* _Required action_
All of the data should be output character for character, except the pictures.

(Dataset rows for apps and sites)
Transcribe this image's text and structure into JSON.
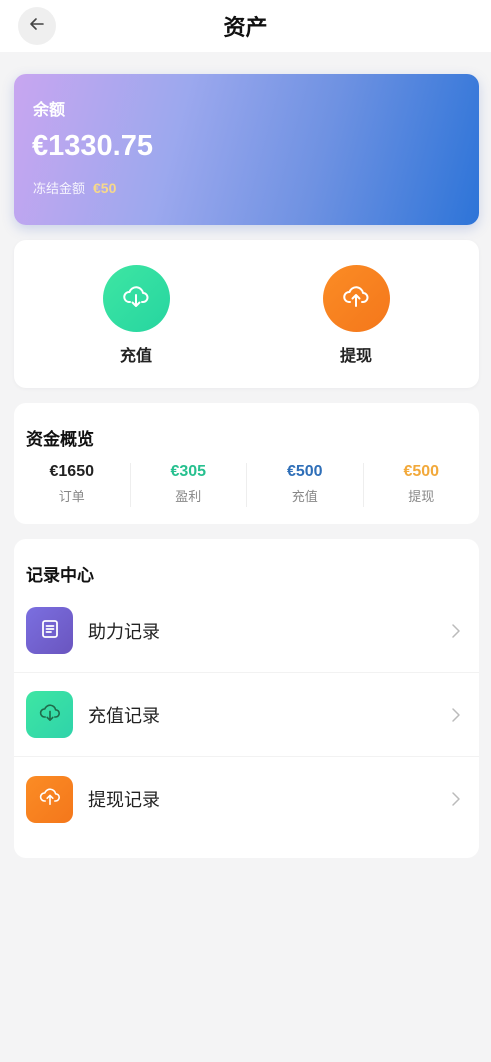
{
  "header": {
    "title": "资产",
    "back_icon": "arrow-left-icon"
  },
  "balance": {
    "label": "余额",
    "amount": "€1330.75",
    "frozen_label": "冻结金额",
    "frozen_value": "€50",
    "gradient_colors": [
      "#c8a6f0",
      "#9ca8ee",
      "#6f92e2",
      "#2d74d8"
    ],
    "frozen_color": "#f7d98a"
  },
  "actions": [
    {
      "label": "充值",
      "icon": "cloud-download-icon",
      "color": "#2fdba2"
    },
    {
      "label": "提现",
      "icon": "cloud-upload-icon",
      "color": "#f6801e"
    }
  ],
  "overview": {
    "title": "资金概览",
    "stats": [
      {
        "value": "€1650",
        "label": "订单",
        "color": "#222222"
      },
      {
        "value": "€305",
        "label": "盈利",
        "color": "#27c08f"
      },
      {
        "value": "€500",
        "label": "充值",
        "color": "#2f6fb8"
      },
      {
        "value": "€500",
        "label": "提现",
        "color": "#f2a93b"
      }
    ]
  },
  "records": {
    "title": "记录中心",
    "items": [
      {
        "label": "助力记录",
        "icon": "document-list-icon",
        "color": "#6f5fd4"
      },
      {
        "label": "充值记录",
        "icon": "cloud-download-icon",
        "color": "#33dba7"
      },
      {
        "label": "提现记录",
        "icon": "cloud-upload-icon",
        "color": "#f6801e"
      }
    ]
  }
}
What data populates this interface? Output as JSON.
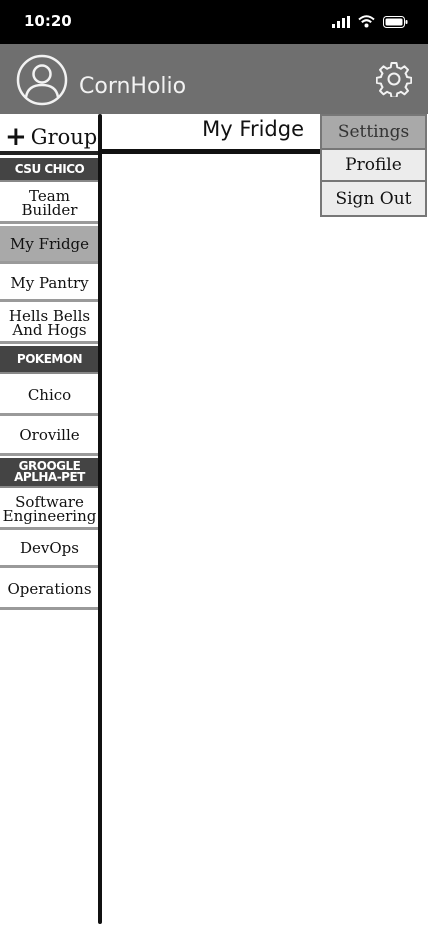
{
  "status_bar": {
    "time": "10:20",
    "icons": [
      "signal-icon",
      "wifi-icon",
      "battery-icon"
    ]
  },
  "header": {
    "avatar_icon": "user-avatar-icon",
    "user_name": "CornHolio",
    "settings_icon": "gear-icon"
  },
  "sidebar": {
    "add_group_symbol": "+",
    "add_group_label": "Group",
    "sections": [
      {
        "title": "CSU CHICO",
        "items": [
          {
            "label": "Team Builder",
            "active": false
          },
          {
            "label": "My Fridge",
            "active": true
          },
          {
            "label": "My Pantry",
            "active": false
          },
          {
            "label": "Hells Bells And Hogs",
            "active": false
          }
        ]
      },
      {
        "title": "POKEMON",
        "items": [
          {
            "label": "Chico",
            "active": false
          },
          {
            "label": "Oroville",
            "active": false
          }
        ]
      },
      {
        "title": "GROOGLE APLHA-PET",
        "items": [
          {
            "label": "Software Engineering",
            "active": false
          },
          {
            "label": "DevOps",
            "active": false
          },
          {
            "label": "Operations",
            "active": false
          }
        ]
      }
    ]
  },
  "main": {
    "title": "My Fridge"
  },
  "settings_menu": {
    "header": "Settings",
    "items": [
      "Profile",
      "Sign Out"
    ]
  },
  "colors": {
    "header_bg": "#6f6f6f",
    "section_bg": "#444444",
    "active_item_bg": "#a9a9a9",
    "menu_bg": "#ececec"
  }
}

* _Output of the task_
Transcribe this image's text and structure into JSON.
{
  "header": {
    "title": "资产",
    "back_icon": "arrow-left-icon"
  },
  "balance": {
    "label": "余额",
    "amount": "€1330.75",
    "frozen_label": "冻结金额",
    "frozen_value": "€50",
    "gradient_colors": [
      "#c8a6f0",
      "#9ca8ee",
      "#6f92e2",
      "#2d74d8"
    ],
    "frozen_color": "#f7d98a"
  },
  "actions": [
    {
      "label": "充值",
      "icon": "cloud-download-icon",
      "color": "#2fdba2"
    },
    {
      "label": "提现",
      "icon": "cloud-upload-icon",
      "color": "#f6801e"
    }
  ],
  "overview": {
    "title": "资金概览",
    "stats": [
      {
        "value": "€1650",
        "label": "订单",
        "color": "#222222"
      },
      {
        "value": "€305",
        "label": "盈利",
        "color": "#27c08f"
      },
      {
        "value": "€500",
        "label": "充值",
        "color": "#2f6fb8"
      },
      {
        "value": "€500",
        "label": "提现",
        "color": "#f2a93b"
      }
    ]
  },
  "records": {
    "title": "记录中心",
    "items": [
      {
        "label": "助力记录",
        "icon": "document-list-icon",
        "color": "#6f5fd4"
      },
      {
        "label": "充值记录",
        "icon": "cloud-download-icon",
        "color": "#33dba7"
      },
      {
        "label": "提现记录",
        "icon": "cloud-upload-icon",
        "color": "#f6801e"
      }
    ]
  }
}
What data populates this interface? Output as JSON.
{
  "status_bar": {
    "time": "10:20",
    "icons": [
      "signal-icon",
      "wifi-icon",
      "battery-icon"
    ]
  },
  "header": {
    "avatar_icon": "user-avatar-icon",
    "user_name": "CornHolio",
    "settings_icon": "gear-icon"
  },
  "sidebar": {
    "add_group_symbol": "+",
    "add_group_label": "Group",
    "sections": [
      {
        "title": "CSU CHICO",
        "items": [
          {
            "label": "Team Builder",
            "active": false
          },
          {
            "label": "My Fridge",
            "active": true
          },
          {
            "label": "My Pantry",
            "active": false
          },
          {
            "label": "Hells Bells And Hogs",
            "active": false
          }
        ]
      },
      {
        "title": "POKEMON",
        "items": [
          {
            "label": "Chico",
            "active": false
          },
          {
            "label": "Oroville",
            "active": false
          }
        ]
      },
      {
        "title": "GROOGLE APLHA-PET",
        "items": [
          {
            "label": "Software Engineering",
            "active": false
          },
          {
            "label": "DevOps",
            "active": false
          },
          {
            "label": "Operations",
            "active": false
          }
        ]
      }
    ]
  },
  "main": {
    "title": "My Fridge"
  },
  "settings_menu": {
    "header": "Settings",
    "items": [
      "Profile",
      "Sign Out"
    ]
  },
  "colors": {
    "header_bg": "#6f6f6f",
    "section_bg": "#444444",
    "active_item_bg": "#a9a9a9",
    "menu_bg": "#ececec"
  }
}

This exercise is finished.